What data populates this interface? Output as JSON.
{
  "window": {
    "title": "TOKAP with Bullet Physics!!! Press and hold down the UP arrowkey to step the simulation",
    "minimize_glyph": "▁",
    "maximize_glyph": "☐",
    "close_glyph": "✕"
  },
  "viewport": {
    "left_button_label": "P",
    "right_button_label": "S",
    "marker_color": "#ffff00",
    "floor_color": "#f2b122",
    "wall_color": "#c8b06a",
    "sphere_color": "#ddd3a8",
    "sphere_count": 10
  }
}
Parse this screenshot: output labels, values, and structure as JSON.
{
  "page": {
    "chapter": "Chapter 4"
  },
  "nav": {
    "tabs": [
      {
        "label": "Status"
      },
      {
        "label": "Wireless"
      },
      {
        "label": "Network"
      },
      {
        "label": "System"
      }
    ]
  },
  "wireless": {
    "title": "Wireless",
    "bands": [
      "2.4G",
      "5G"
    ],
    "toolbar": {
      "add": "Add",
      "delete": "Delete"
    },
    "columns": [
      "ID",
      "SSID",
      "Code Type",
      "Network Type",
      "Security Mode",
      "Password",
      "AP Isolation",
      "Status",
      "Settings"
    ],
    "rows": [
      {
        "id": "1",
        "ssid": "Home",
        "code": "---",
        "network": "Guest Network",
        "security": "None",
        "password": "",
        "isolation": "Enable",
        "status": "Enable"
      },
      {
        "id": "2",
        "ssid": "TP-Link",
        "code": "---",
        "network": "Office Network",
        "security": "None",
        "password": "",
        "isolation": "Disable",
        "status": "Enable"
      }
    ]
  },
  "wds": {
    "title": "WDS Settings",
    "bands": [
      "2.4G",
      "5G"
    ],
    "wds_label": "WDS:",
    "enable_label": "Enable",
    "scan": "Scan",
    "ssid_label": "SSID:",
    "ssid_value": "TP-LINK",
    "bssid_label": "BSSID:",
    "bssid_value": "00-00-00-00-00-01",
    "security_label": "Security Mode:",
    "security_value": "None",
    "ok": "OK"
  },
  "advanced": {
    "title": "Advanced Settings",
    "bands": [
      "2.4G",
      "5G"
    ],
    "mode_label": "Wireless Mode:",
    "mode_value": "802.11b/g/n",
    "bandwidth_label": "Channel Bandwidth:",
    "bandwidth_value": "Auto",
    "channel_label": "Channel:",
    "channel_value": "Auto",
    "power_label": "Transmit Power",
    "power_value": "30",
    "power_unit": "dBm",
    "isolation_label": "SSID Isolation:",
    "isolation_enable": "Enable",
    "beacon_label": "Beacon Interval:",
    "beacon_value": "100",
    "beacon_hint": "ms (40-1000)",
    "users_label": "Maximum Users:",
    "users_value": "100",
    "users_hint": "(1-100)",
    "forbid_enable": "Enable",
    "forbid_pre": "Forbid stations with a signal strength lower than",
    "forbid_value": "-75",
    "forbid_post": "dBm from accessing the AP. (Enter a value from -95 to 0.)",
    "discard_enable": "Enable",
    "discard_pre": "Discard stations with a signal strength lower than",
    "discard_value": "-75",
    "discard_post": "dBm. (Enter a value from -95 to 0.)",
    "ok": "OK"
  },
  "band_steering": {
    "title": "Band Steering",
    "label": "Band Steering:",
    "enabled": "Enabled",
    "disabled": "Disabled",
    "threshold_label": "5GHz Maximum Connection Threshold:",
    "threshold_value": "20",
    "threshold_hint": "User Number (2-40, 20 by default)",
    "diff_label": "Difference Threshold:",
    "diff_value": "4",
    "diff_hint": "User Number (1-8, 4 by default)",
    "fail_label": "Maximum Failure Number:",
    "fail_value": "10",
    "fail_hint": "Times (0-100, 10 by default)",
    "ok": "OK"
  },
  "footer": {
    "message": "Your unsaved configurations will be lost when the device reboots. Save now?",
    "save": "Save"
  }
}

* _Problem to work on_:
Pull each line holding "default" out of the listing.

* _Solution below_:
    "threshold_hint": "User Number (2-40, 20 by default)",
    "diff_hint": "User Number (1-8, 4 by default)",
    "fail_hint": "Times (0-100, 10 by default)",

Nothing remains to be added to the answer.